This government's energy crisis—this deep energy crisis, the likes of which people haven't seen for decades in this country—presents a range of challenges. Labor is focused on all of them. We announced we would accept the ACCC recommendation to put in place a default price on Sunday. We were very happy to see the energy minister follow our lead only 24 hours later. But, without doubt, the most important challenge in this energy crisis is investor certainty. As the parent of this energy crisis, and as the authors of the experiment of privatising this essential service over the last 20 years, no-one has a greater responsibility to deliver investor certainty than the Liberal Party. And yesterday, this minister and this Prime Minister walked away from that. They utterly walked away from that.

We know there is a deep need to replace ageing generators in our system, but there are no rules for investment after the end of this year. Be clear: this will crash investment in the sector. Businesses across the board, including those on the front page of the Financial Review today, have made it clear that, immediately, $3 billion to $5 billion of investment in new energy systems will basically be crashed by the weakness of this Prime Minister yesterday. That will have implications for jobs. This is a party that has already crashed one in three renewable energy jobs, according to the ABS, through its term. It will have implications for reliability and, most clearly, it will have the clearest of implications for prices.

You might remember that last week they were talking a fair bit about $550. What happened to that? Well, $400 of that is from all of the new investment that they killed yesterday, and the other $150 was from the reduction in the risk premium from investor certainty. Kiss that goodbye. If you ever believed that in their second attempt to promise and deliver $550, not having delivered it six years ago, they were going to deliver it this time, that has gone. In its place, all we get is a grab bag of vapid headlines—cooked together over the last 24 hours, trying to look like they're being tough on big energy companies, wielding, as the member for Grayndler said, the big stick but mostly hitting themselves in the head on the way—and a surrender to the new coal ideologues, mainly up there but also on the backbench.

It is a surrender to those new coal ideologues pretending that taxpayers can fund a technology the industry itself has said is uninvestable. The academy of engineers has said it would be a mistake. The Prime Minister likes to refer to engineering a lot. The Snowy Hydro and 'Battery of the Nation' projects have said they are completely incompatible with the investments that those boards have decided upon and we thought were supported by this government.

Households are under enormous pressure with this energy crisis. Businesses are threatened with their viability and thousands of jobs where they provide employment. There have been five attempts in two years by this government to put in place a policy that would help resolve the energy crisis they have presided over, and all have fallen victim to the parlour games of this coalition party room.

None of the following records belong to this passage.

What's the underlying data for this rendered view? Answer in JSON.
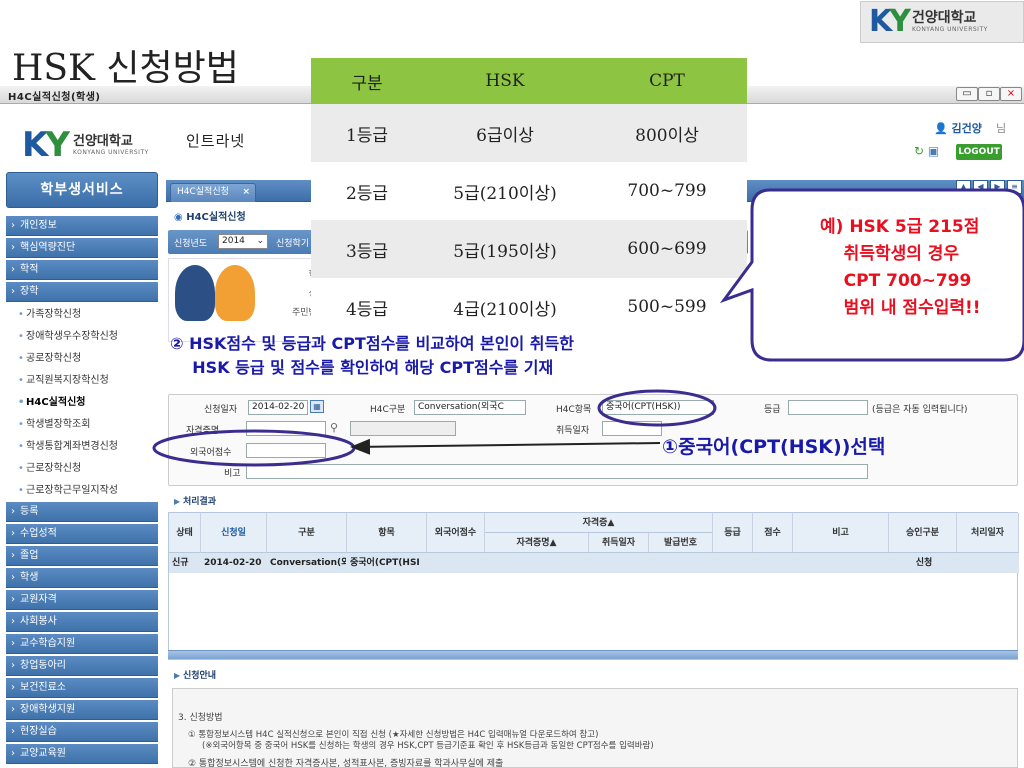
{
  "slide": {
    "title": "HSK 신청방법"
  },
  "logo": {
    "name": "건양대학교",
    "sub": "KONYANG UNIVERSITY",
    "mark_left": "K",
    "mark_right": "Y"
  },
  "window": {
    "title": "H4C실적신청(학생)",
    "buttons": [
      "▭",
      "▫",
      "×"
    ]
  },
  "header": {
    "logo_name": "건양대학교",
    "logo_sub": "KONYANG UNIVERSITY",
    "intranet": "인트라넷",
    "user": "김건양",
    "user_suffix": "님",
    "logout": "LOGOUT"
  },
  "sidebar": {
    "title": "학부생서비스",
    "menu": [
      "개인정보",
      "핵심역량진단",
      "학적",
      "장학"
    ],
    "scholarship_sub": [
      "가족장학신청",
      "장애학생우수장학신청",
      "공로장학신청",
      "교직원복지장학신청",
      "H4C실적신청",
      "학생별장학조회",
      "학생통합계좌변경신청",
      "근로장학신청",
      "근로장학근무일지작성"
    ],
    "menu_after": [
      "등록",
      "수업성적",
      "졸업",
      "학생",
      "교원자격",
      "사회봉사",
      "교수학습지원",
      "창업동아리",
      "보건진료소",
      "장애학생지원",
      "현장실습",
      "교양교육원"
    ]
  },
  "tab": {
    "label": "H4C실적신청",
    "close": "×"
  },
  "page": {
    "title": "H4C실적신청"
  },
  "filter": {
    "year_label": "신청년도",
    "year_value": "2014",
    "apply_cut": "신청학기"
  },
  "student_panel": {
    "labels": [
      "학번",
      "성명",
      "주민번호"
    ]
  },
  "form": {
    "date_label": "신청일자",
    "date_value": "2014-02-20",
    "h4c_type_label": "H4C구분",
    "h4c_type_value": "Conversation(외국C",
    "h4c_item_label": "H4C항목",
    "h4c_item_value": "중국어(CPT(HSK))",
    "grade_label": "등급",
    "grade_note": "(등급은 자동 입력됩니다)",
    "cert_label": "자격증명",
    "acq_date_label": "취득일자",
    "score_label": "외국어점수",
    "note_label": "비고"
  },
  "results": {
    "section_title": "처리결과",
    "headers": [
      "상태",
      "신청일",
      "구분",
      "항목",
      "외국어점수",
      "자격증▲",
      "등급",
      "점수",
      "비고",
      "승인구분",
      "처리일자"
    ],
    "sub_headers": [
      "자격증명▲",
      "취득일자",
      "발급번호"
    ],
    "row": {
      "status": "신규",
      "date": "2014-02-20",
      "type": "Conversation(외",
      "item": "중국어(CPT(HSI",
      "approval": "신청"
    }
  },
  "info": {
    "section_title": "신청안내",
    "lines": [
      "3. 신청방법",
      "① 통합정보시스템 H4C 실적신청으로 본인이 직접 신청 (★자세한 신청방법은 H4C 입력매뉴얼 다운로드하여 참고)",
      "(※외국어항목 중 중국어 HSK를 신청하는 학생의 경우 HSK,CPT 등급기준표 확인 후 HSK등급과 동일한 CPT점수를 입력바람)",
      "② 통합정보시스템에 신청한 자격증사본, 성적표사본, 증빙자료를 학과사무실에 제출"
    ]
  },
  "hsk_table": {
    "headers": [
      "구분",
      "HSK",
      "CPT"
    ],
    "rows": [
      [
        "1등급",
        "6급이상",
        "800이상"
      ],
      [
        "2등급",
        "5급(210이상)",
        "700~799"
      ],
      [
        "3등급",
        "5급(195이상)",
        "600~699"
      ],
      [
        "4등급",
        "4급(210이상)",
        "500~599"
      ]
    ]
  },
  "callout": {
    "text": "예) HSK 5급 215점\n    취득학생의 경우\n    CPT 700~799\n    범위 내 점수입력!!"
  },
  "annotations": {
    "note2": "② HSK점수 및 등급과 CPT점수를 비교하여 본인이 취득한\n    HSK 등급 및 점수를 확인하여 해당 CPT점수를 기재",
    "note1": "①중국어(CPT(HSK))선택"
  },
  "colors": {
    "table_header": "#8dc442",
    "annotation_blue": "#1a1aa8",
    "callout_red": "#e81020",
    "menu_blue": "#4a7bb4"
  }
}
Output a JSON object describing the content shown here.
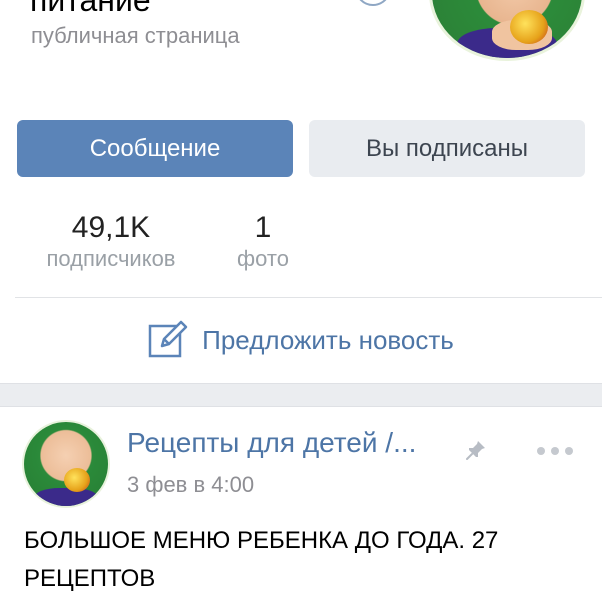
{
  "header": {
    "page_name": "питание",
    "page_type": "публичная страница"
  },
  "actions": {
    "message_label": "Сообщение",
    "subscribed_label": "Вы подписаны"
  },
  "stats": {
    "followers_value": "49,1K",
    "followers_label": "подписчиков",
    "photos_value": "1",
    "photos_label": "фото"
  },
  "suggest": {
    "label": "Предложить новость",
    "icon": "edit-icon"
  },
  "post": {
    "author": "Рецепты для детей /...",
    "time": "3 фев в 4:00",
    "text": "БОЛЬШОЕ МЕНЮ РЕБЕНКА ДО ГОДА. 27 РЕЦЕПТОВ",
    "icons": [
      "pin-icon",
      "more-icon"
    ]
  },
  "colors": {
    "accent": "#5b84b8",
    "link": "#4d75a6",
    "secondary_button": "#e9ecf0",
    "muted_text": "#8e8e93"
  }
}
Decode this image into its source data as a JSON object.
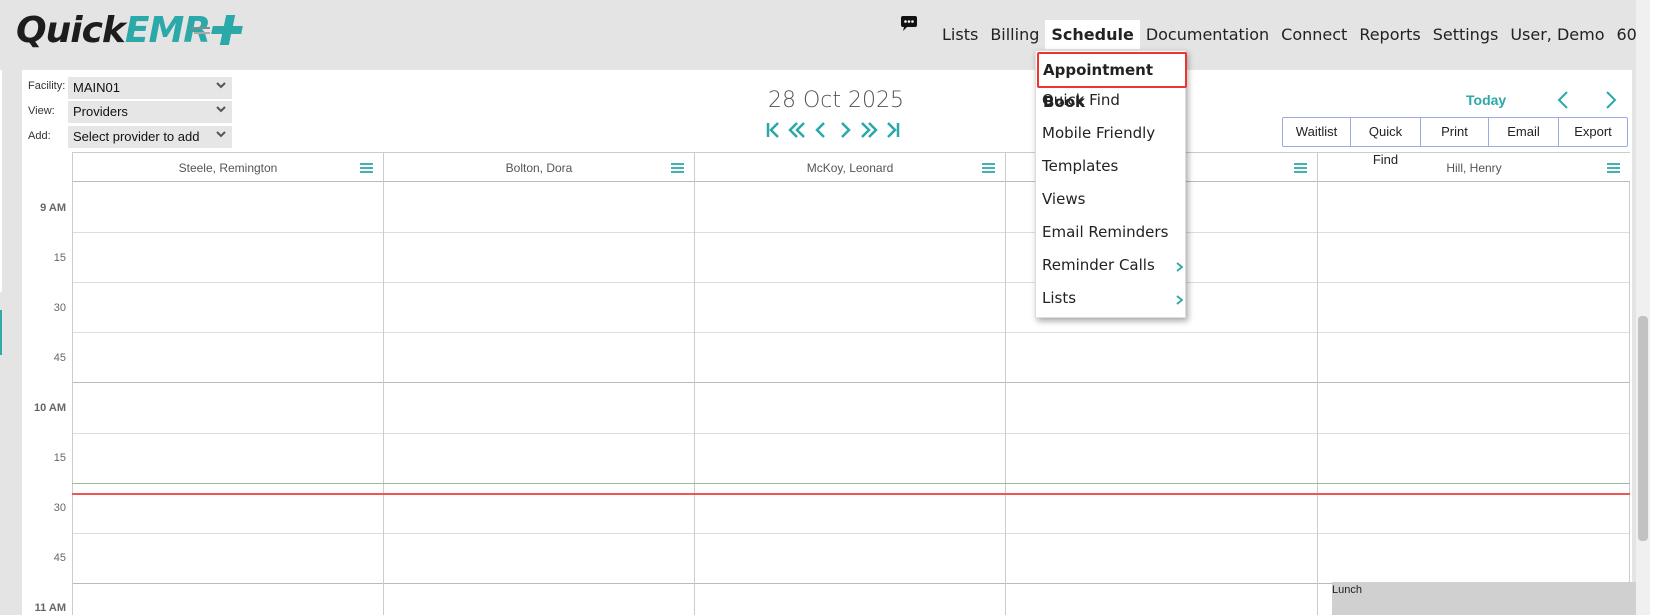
{
  "header": {
    "logo_part1": "Quick",
    "logo_part2": "EMR",
    "nav": [
      "Lists",
      "Billing",
      "Schedule",
      "Documentation",
      "Connect",
      "Reports",
      "Settings",
      "User, Demo",
      "60"
    ]
  },
  "controls": {
    "facility_label": "Facility:",
    "facility_value": "MAIN01",
    "view_label": "View:",
    "view_value": "Providers",
    "add_label": "Add:",
    "add_value": "Select provider to add"
  },
  "schedule": {
    "date": "28 Oct 2025",
    "today_label": "Today",
    "buttons": [
      "Waitlist",
      "Quick Find",
      "Print",
      "Email",
      "Export"
    ],
    "providers": [
      "Steele, Remington",
      "Bolton, Dora",
      "McKoy, Leonard",
      "",
      "Hill, Henry"
    ],
    "time_labels": [
      "9 AM",
      "15",
      "30",
      "45",
      "10 AM",
      "15",
      "30",
      "45",
      "11 AM"
    ],
    "lunch_label": "Lunch"
  },
  "schedule_menu": {
    "items": [
      "Appointment Book",
      "Quick Find",
      "Mobile Friendly",
      "Templates",
      "Views",
      "Email Reminders",
      "Reminder Calls",
      "Lists"
    ]
  },
  "colors": {
    "accent": "#2ba8a8",
    "highlight_border": "#e33333",
    "now_line": "#ee5555"
  }
}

This minister has tried his guts out. He has worked as hard as any minister. He cannot deliver his backbench, because he has a Prime Minister in charge of this government who has completely lost authority.